Aim of the exercise:
Quote all of the data that follows exactly as written, skipping the images.

Supplied records:
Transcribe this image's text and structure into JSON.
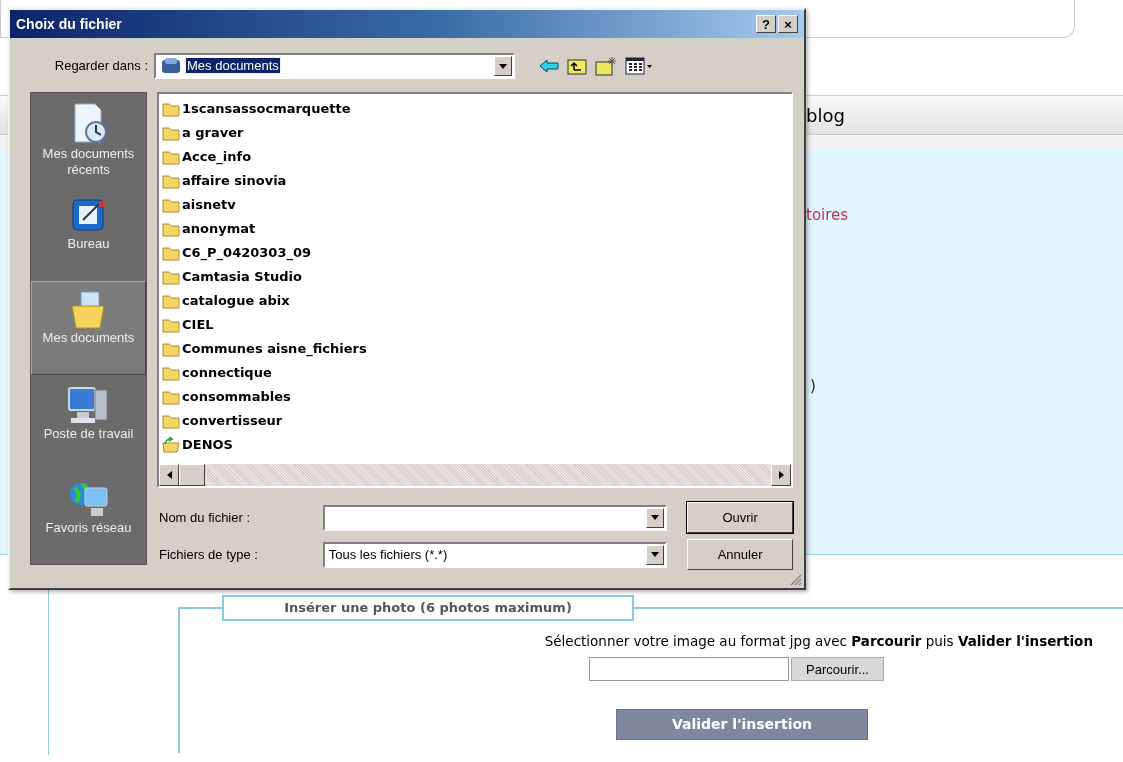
{
  "dialog": {
    "title": "Choix du fichier",
    "title_buttons": [
      "?",
      "×"
    ],
    "look_in": {
      "label": "Regarder dans :",
      "value": "Mes documents"
    },
    "places": [
      {
        "label": "Mes documents récents",
        "kind": "recent",
        "selected": false
      },
      {
        "label": "Bureau",
        "kind": "desktop",
        "selected": false
      },
      {
        "label": "Mes documents",
        "kind": "documents",
        "selected": true
      },
      {
        "label": "Poste de travail",
        "kind": "computer",
        "selected": false
      },
      {
        "label": "Favoris réseau",
        "kind": "network",
        "selected": false
      }
    ],
    "files": [
      {
        "name": "1scansassocmarquette",
        "kind": "folder"
      },
      {
        "name": "a graver",
        "kind": "folder"
      },
      {
        "name": "Acce_info",
        "kind": "folder"
      },
      {
        "name": "affaire sinovia",
        "kind": "folder"
      },
      {
        "name": "aisnetv",
        "kind": "folder"
      },
      {
        "name": "anonymat",
        "kind": "folder"
      },
      {
        "name": "C6_P_0420303_09",
        "kind": "folder"
      },
      {
        "name": "Camtasia Studio",
        "kind": "folder"
      },
      {
        "name": "catalogue abix",
        "kind": "folder"
      },
      {
        "name": "CIEL",
        "kind": "folder"
      },
      {
        "name": "Communes aisne_fichiers",
        "kind": "folder"
      },
      {
        "name": "connectique",
        "kind": "folder"
      },
      {
        "name": "consommables",
        "kind": "folder"
      },
      {
        "name": "convertisseur",
        "kind": "folder"
      },
      {
        "name": "DENOS",
        "kind": "shortcut"
      }
    ],
    "file_name": {
      "label": "Nom du fichier :"
    },
    "file_type": {
      "label": "Fichiers de type :",
      "value": "Tous les fichiers (*.*)"
    },
    "buttons": [
      {
        "label": "Ouvrir",
        "default": true
      },
      {
        "label": "Annuler",
        "default": false
      }
    ]
  },
  "page": {
    "section_title": "blog",
    "link_fragment": "toires",
    "text_fragment": ")",
    "photo_box": {
      "legend": "Insérer une photo (6 photos maximum)",
      "instruction": "Sélectionner votre image au format jpg avec **Parcourir** puis **Valider l'insertion**",
      "browse_button": "Parcourir...",
      "submit_button": "Valider l'insertion"
    }
  }
}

Solution to this task:
Transcribe this image's text and structure into JSON.
{
  "dialog": {
    "title": "Choix du fichier",
    "title_buttons": [
      "?",
      "×"
    ],
    "look_in": {
      "label": "Regarder dans :",
      "value": "Mes documents"
    },
    "places": [
      {
        "label": "Mes documents récents",
        "kind": "recent",
        "selected": false
      },
      {
        "label": "Bureau",
        "kind": "desktop",
        "selected": false
      },
      {
        "label": "Mes documents",
        "kind": "documents",
        "selected": true
      },
      {
        "label": "Poste de travail",
        "kind": "computer",
        "selected": false
      },
      {
        "label": "Favoris réseau",
        "kind": "network",
        "selected": false
      }
    ],
    "files": [
      {
        "name": "1scansassocmarquette",
        "kind": "folder"
      },
      {
        "name": "a graver",
        "kind": "folder"
      },
      {
        "name": "Acce_info",
        "kind": "folder"
      },
      {
        "name": "affaire sinovia",
        "kind": "folder"
      },
      {
        "name": "aisnetv",
        "kind": "folder"
      },
      {
        "name": "anonymat",
        "kind": "folder"
      },
      {
        "name": "C6_P_0420303_09",
        "kind": "folder"
      },
      {
        "name": "Camtasia Studio",
        "kind": "folder"
      },
      {
        "name": "catalogue abix",
        "kind": "folder"
      },
      {
        "name": "CIEL",
        "kind": "folder"
      },
      {
        "name": "Communes aisne_fichiers",
        "kind": "folder"
      },
      {
        "name": "connectique",
        "kind": "folder"
      },
      {
        "name": "consommables",
        "kind": "folder"
      },
      {
        "name": "convertisseur",
        "kind": "folder"
      },
      {
        "name": "DENOS",
        "kind": "shortcut"
      }
    ],
    "file_name": {
      "label": "Nom du fichier :"
    },
    "file_type": {
      "label": "Fichiers de type :",
      "value": "Tous les fichiers (*.*)"
    },
    "buttons": [
      {
        "label": "Ouvrir",
        "default": true
      },
      {
        "label": "Annuler",
        "default": false
      }
    ]
  },
  "page": {
    "section_title": "blog",
    "link_fragment": "toires",
    "text_fragment": ")",
    "photo_box": {
      "legend": "Insérer une photo (6 photos maximum)",
      "instruction": "Sélectionner votre image au format jpg avec **Parcourir** puis **Valider l'insertion**",
      "browse_button": "Parcourir...",
      "submit_button": "Valider l'insertion"
    }
  }
}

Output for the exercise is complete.